▸ **Exercise brief**
Read the records below and copy each line that contains "Accounting".

▸ **Data to use**
=== Section Start ===

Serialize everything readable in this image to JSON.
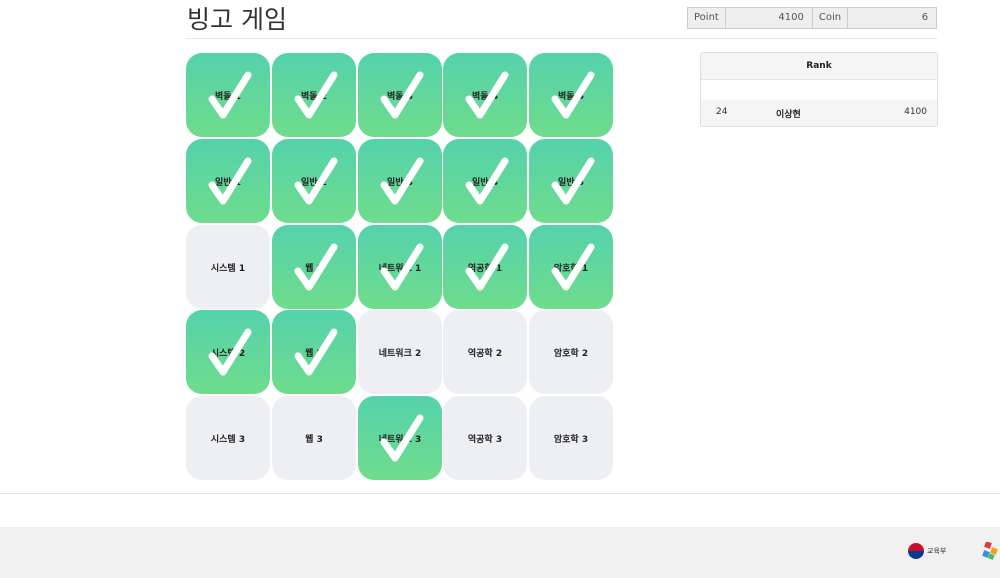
{
  "header": {
    "title": "빙고 게임",
    "point_label": "Point",
    "point_value": "4100",
    "coin_label": "Coin",
    "coin_value": "6"
  },
  "board": {
    "cells": [
      {
        "label": "벽돌 1",
        "done": true
      },
      {
        "label": "벽돌 2",
        "done": true
      },
      {
        "label": "벽돌 3",
        "done": true
      },
      {
        "label": "벽돌 4",
        "done": true
      },
      {
        "label": "벽돌 5",
        "done": true
      },
      {
        "label": "일반 1",
        "done": true
      },
      {
        "label": "일반 2",
        "done": true
      },
      {
        "label": "일반 3",
        "done": true
      },
      {
        "label": "일반 4",
        "done": true
      },
      {
        "label": "일반 5",
        "done": true
      },
      {
        "label": "시스템 1",
        "done": false
      },
      {
        "label": "웹 1",
        "done": true
      },
      {
        "label": "네트워크 1",
        "done": true
      },
      {
        "label": "역공학 1",
        "done": true
      },
      {
        "label": "암호학 1",
        "done": true
      },
      {
        "label": "시스템 2",
        "done": true
      },
      {
        "label": "웹 2",
        "done": true
      },
      {
        "label": "네트워크 2",
        "done": false
      },
      {
        "label": "역공학 2",
        "done": false
      },
      {
        "label": "암호학 2",
        "done": false
      },
      {
        "label": "시스템 3",
        "done": false
      },
      {
        "label": "웹 3",
        "done": false
      },
      {
        "label": "네트워크 3",
        "done": true
      },
      {
        "label": "역공학 3",
        "done": false
      },
      {
        "label": "암호학 3",
        "done": false
      }
    ]
  },
  "rank": {
    "title": "Rank",
    "entries": [
      {
        "rank": "24",
        "name": "이상현",
        "points": "4100"
      }
    ]
  },
  "footer": {
    "moe_text": "교육부"
  },
  "colors": {
    "done_top": "#55d2ac",
    "done_bottom": "#6fdc8c",
    "pending": "#eeeff2"
  }
}
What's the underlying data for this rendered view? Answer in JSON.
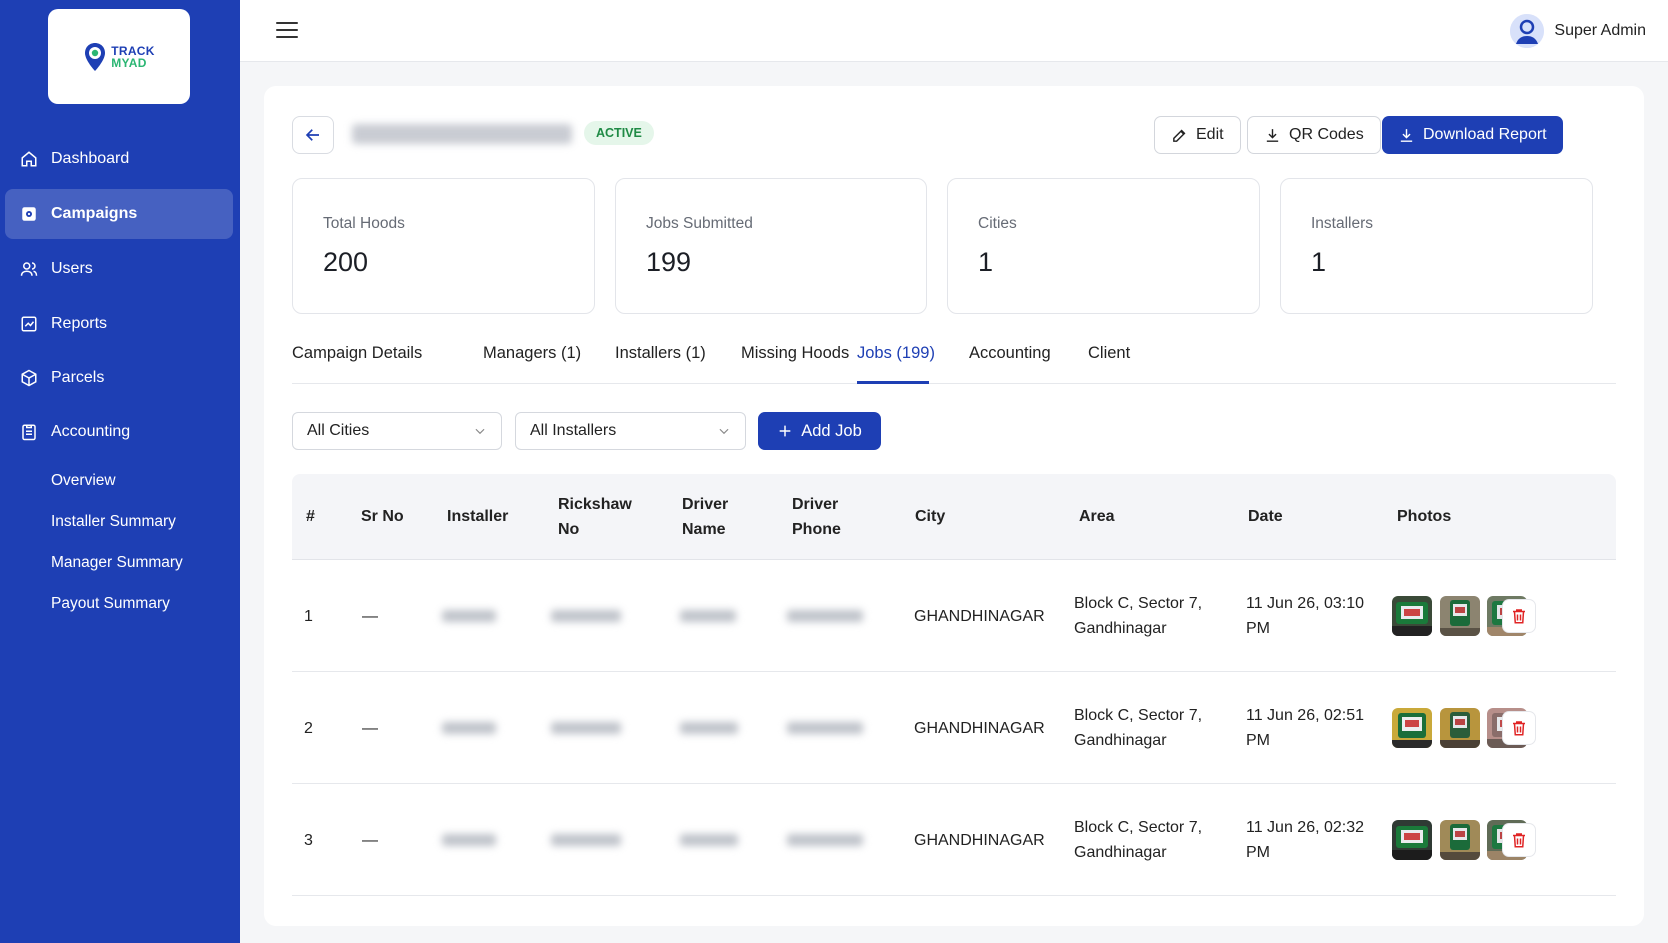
{
  "brand": {
    "line1": "TRACK",
    "line2": "MYAD",
    "primary_color": "#1e3fb4",
    "accent_color": "#2bb673"
  },
  "sidebar": {
    "items": [
      {
        "label": "Dashboard",
        "icon": "home-icon"
      },
      {
        "label": "Campaigns",
        "icon": "campaign-icon",
        "active": true
      },
      {
        "label": "Users",
        "icon": "users-icon"
      },
      {
        "label": "Reports",
        "icon": "chart-icon"
      },
      {
        "label": "Parcels",
        "icon": "box-icon"
      },
      {
        "label": "Accounting",
        "icon": "clipboard-icon"
      }
    ],
    "subitems": [
      {
        "label": "Overview"
      },
      {
        "label": "Installer Summary"
      },
      {
        "label": "Manager Summary"
      },
      {
        "label": "Payout Summary"
      }
    ]
  },
  "topbar": {
    "user_name": "Super Admin"
  },
  "campaign": {
    "status": "ACTIVE"
  },
  "actions": {
    "edit": "Edit",
    "qr": "QR Codes",
    "download": "Download Report"
  },
  "stats": [
    {
      "label": "Total Hoods",
      "value": "200"
    },
    {
      "label": "Jobs Submitted",
      "value": "199"
    },
    {
      "label": "Cities",
      "value": "1"
    },
    {
      "label": "Installers",
      "value": "1"
    }
  ],
  "tabs": [
    {
      "label": "Campaign Details"
    },
    {
      "label": "Managers (1)"
    },
    {
      "label": "Installers (1)"
    },
    {
      "label": "Missing Hoods"
    },
    {
      "label": "Jobs (199)",
      "active": true
    },
    {
      "label": "Accounting"
    },
    {
      "label": "Client"
    }
  ],
  "filters": {
    "city": "All Cities",
    "installer": "All Installers",
    "add_job": "Add Job"
  },
  "table": {
    "headers": {
      "num": "#",
      "sr": "Sr No",
      "installer": "Installer",
      "rickshaw_1": "Rickshaw",
      "rickshaw_2": "No",
      "driver_name_1": "Driver",
      "driver_name_2": "Name",
      "driver_phone_1": "Driver",
      "driver_phone_2": "Phone",
      "city": "City",
      "area": "Area",
      "date": "Date",
      "photos": "Photos"
    },
    "rows": [
      {
        "num": "1",
        "sr": "—",
        "city": "GHANDHINAGAR",
        "area_1": "Block C, Sector 7,",
        "area_2": "Gandhinagar",
        "date_1": "11 Jun 26, 03:10",
        "date_2": "PM"
      },
      {
        "num": "2",
        "sr": "—",
        "city": "GHANDHINAGAR",
        "area_1": "Block C, Sector 7,",
        "area_2": "Gandhinagar",
        "date_1": "11 Jun 26, 02:51",
        "date_2": "PM"
      },
      {
        "num": "3",
        "sr": "—",
        "city": "GHANDHINAGAR",
        "area_1": "Block C, Sector 7,",
        "area_2": "Gandhinagar",
        "date_1": "11 Jun 26, 02:32",
        "date_2": "PM"
      }
    ]
  }
}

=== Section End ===

▸ **Result for this exercise**
        "label": "Accounting",
      "label": "Accounting"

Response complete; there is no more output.